WORK INSTRUCTION >>
When you retype the data, keep every line exactly as it appears.

━━━━━━━━━━━━━━━━━━━━━━━━━━━━━━

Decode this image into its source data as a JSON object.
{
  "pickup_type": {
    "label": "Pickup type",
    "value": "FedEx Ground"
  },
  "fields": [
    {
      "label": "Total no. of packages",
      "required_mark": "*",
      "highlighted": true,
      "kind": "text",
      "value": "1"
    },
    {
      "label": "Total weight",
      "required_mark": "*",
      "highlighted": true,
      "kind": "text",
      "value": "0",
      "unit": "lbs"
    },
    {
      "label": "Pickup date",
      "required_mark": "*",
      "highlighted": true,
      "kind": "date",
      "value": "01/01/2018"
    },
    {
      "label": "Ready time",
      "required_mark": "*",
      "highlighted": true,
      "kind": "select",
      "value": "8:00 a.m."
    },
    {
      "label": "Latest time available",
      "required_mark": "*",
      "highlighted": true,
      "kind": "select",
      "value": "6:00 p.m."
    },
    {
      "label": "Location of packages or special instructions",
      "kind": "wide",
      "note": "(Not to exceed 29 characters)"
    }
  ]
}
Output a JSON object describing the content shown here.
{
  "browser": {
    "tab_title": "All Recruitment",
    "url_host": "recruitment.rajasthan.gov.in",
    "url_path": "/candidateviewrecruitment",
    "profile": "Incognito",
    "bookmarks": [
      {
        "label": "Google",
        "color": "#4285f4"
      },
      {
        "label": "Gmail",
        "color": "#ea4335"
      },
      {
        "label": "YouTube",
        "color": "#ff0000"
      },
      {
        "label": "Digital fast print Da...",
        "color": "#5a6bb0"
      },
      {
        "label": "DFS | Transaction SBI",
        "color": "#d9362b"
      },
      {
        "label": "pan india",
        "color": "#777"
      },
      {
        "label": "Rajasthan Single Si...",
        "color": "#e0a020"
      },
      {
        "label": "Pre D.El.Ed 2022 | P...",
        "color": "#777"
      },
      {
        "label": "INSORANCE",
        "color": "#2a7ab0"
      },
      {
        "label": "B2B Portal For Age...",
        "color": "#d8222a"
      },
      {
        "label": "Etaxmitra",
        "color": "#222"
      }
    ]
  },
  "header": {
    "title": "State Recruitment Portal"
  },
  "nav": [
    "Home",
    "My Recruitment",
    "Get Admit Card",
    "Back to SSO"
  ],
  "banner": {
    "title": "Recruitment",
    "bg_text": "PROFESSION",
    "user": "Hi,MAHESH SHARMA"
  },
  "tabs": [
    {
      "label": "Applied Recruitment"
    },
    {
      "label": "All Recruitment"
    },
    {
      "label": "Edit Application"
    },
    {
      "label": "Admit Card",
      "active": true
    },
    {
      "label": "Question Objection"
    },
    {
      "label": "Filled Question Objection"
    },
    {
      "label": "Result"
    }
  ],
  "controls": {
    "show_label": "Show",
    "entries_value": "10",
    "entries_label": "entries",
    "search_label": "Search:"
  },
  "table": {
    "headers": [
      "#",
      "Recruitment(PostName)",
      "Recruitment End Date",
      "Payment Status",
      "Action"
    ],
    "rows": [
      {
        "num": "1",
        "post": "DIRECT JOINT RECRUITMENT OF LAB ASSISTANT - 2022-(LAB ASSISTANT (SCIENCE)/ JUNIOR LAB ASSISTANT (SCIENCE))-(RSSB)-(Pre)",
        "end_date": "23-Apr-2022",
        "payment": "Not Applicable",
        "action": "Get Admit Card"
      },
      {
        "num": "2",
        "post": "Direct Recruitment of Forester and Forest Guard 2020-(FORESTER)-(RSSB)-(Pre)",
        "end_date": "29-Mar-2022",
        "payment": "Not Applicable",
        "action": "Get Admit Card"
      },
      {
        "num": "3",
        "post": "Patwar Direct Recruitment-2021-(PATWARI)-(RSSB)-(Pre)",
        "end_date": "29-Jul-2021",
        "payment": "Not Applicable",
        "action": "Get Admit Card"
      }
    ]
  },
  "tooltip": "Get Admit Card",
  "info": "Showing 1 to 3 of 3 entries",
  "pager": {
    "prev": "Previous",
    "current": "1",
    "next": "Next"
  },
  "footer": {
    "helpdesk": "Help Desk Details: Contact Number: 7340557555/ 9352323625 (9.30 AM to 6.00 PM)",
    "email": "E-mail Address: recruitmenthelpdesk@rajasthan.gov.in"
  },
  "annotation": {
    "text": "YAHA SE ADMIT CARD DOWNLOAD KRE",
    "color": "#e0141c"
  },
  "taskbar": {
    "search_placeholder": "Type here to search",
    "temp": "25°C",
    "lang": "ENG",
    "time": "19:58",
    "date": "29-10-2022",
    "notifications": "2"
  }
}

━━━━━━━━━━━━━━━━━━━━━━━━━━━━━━

RESPONSE BOX >>
Decode this image into its source data as a JSON object.
{
  "pickup_type": {
    "label": "Pickup type",
    "value": "FedEx Ground"
  },
  "fields": [
    {
      "label": "Total no. of packages",
      "required_mark": "*",
      "highlighted": true,
      "kind": "text",
      "value": "1"
    },
    {
      "label": "Total weight",
      "required_mark": "*",
      "highlighted": true,
      "kind": "text",
      "value": "0",
      "unit": "lbs"
    },
    {
      "label": "Pickup date",
      "required_mark": "*",
      "highlighted": true,
      "kind": "date",
      "value": "01/01/2018"
    },
    {
      "label": "Ready time",
      "required_mark": "*",
      "highlighted": true,
      "kind": "select",
      "value": "8:00 a.m."
    },
    {
      "label": "Latest time available",
      "required_mark": "*",
      "highlighted": true,
      "kind": "select",
      "value": "6:00 p.m."
    },
    {
      "label": "Location of packages or special instructions",
      "kind": "wide",
      "note": "(Not to exceed 29 characters)"
    }
  ]
}
Output a JSON object describing the content shown here.
{
  "browser": {
    "tab_title": "All Recruitment",
    "url_host": "recruitment.rajasthan.gov.in",
    "url_path": "/candidateviewrecruitment",
    "profile": "Incognito",
    "bookmarks": [
      {
        "label": "Google",
        "color": "#4285f4"
      },
      {
        "label": "Gmail",
        "color": "#ea4335"
      },
      {
        "label": "YouTube",
        "color": "#ff0000"
      },
      {
        "label": "Digital fast print Da...",
        "color": "#5a6bb0"
      },
      {
        "label": "DFS | Transaction SBI",
        "color": "#d9362b"
      },
      {
        "label": "pan india",
        "color": "#777"
      },
      {
        "label": "Rajasthan Single Si...",
        "color": "#e0a020"
      },
      {
        "label": "Pre D.El.Ed 2022 | P...",
        "color": "#777"
      },
      {
        "label": "INSORANCE",
        "color": "#2a7ab0"
      },
      {
        "label": "B2B Portal For Age...",
        "color": "#d8222a"
      },
      {
        "label": "Etaxmitra",
        "color": "#222"
      }
    ]
  },
  "header": {
    "title": "State Recruitment Portal"
  },
  "nav": [
    "Home",
    "My Recruitment",
    "Get Admit Card",
    "Back to SSO"
  ],
  "banner": {
    "title": "Recruitment",
    "bg_text": "PROFESSION",
    "user": "Hi,MAHESH SHARMA"
  },
  "tabs": [
    {
      "label": "Applied Recruitment"
    },
    {
      "label": "All Recruitment"
    },
    {
      "label": "Edit Application"
    },
    {
      "label": "Admit Card",
      "active": true
    },
    {
      "label": "Question Objection"
    },
    {
      "label": "Filled Question Objection"
    },
    {
      "label": "Result"
    }
  ],
  "controls": {
    "show_label": "Show",
    "entries_value": "10",
    "entries_label": "entries",
    "search_label": "Search:"
  },
  "table": {
    "headers": [
      "#",
      "Recruitment(PostName)",
      "Recruitment End Date",
      "Payment Status",
      "Action"
    ],
    "rows": [
      {
        "num": "1",
        "post": "DIRECT JOINT RECRUITMENT OF LAB ASSISTANT - 2022-(LAB ASSISTANT (SCIENCE)/ JUNIOR LAB ASSISTANT (SCIENCE))-(RSSB)-(Pre)",
        "end_date": "23-Apr-2022",
        "payment": "Not Applicable",
        "action": "Get Admit Card"
      },
      {
        "num": "2",
        "post": "Direct Recruitment of Forester and Forest Guard 2020-(FORESTER)-(RSSB)-(Pre)",
        "end_date": "29-Mar-2022",
        "payment": "Not Applicable",
        "action": "Get Admit Card"
      },
      {
        "num": "3",
        "post": "Patwar Direct Recruitment-2021-(PATWARI)-(RSSB)-(Pre)",
        "end_date": "29-Jul-2021",
        "payment": "Not Applicable",
        "action": "Get Admit Card"
      }
    ]
  },
  "tooltip": "Get Admit Card",
  "info": "Showing 1 to 3 of 3 entries",
  "pager": {
    "prev": "Previous",
    "current": "1",
    "next": "Next"
  },
  "footer": {
    "helpdesk": "Help Desk Details: Contact Number: 7340557555/ 9352323625 (9.30 AM to 6.00 PM)",
    "email": "E-mail Address: recruitmenthelpdesk@rajasthan.gov.in"
  },
  "annotation": {
    "text": "YAHA SE ADMIT CARD DOWNLOAD KRE",
    "color": "#e0141c"
  },
  "taskbar": {
    "search_placeholder": "Type here to search",
    "temp": "25°C",
    "lang": "ENG",
    "time": "19:58",
    "date": "29-10-2022",
    "notifications": "2"
  }
}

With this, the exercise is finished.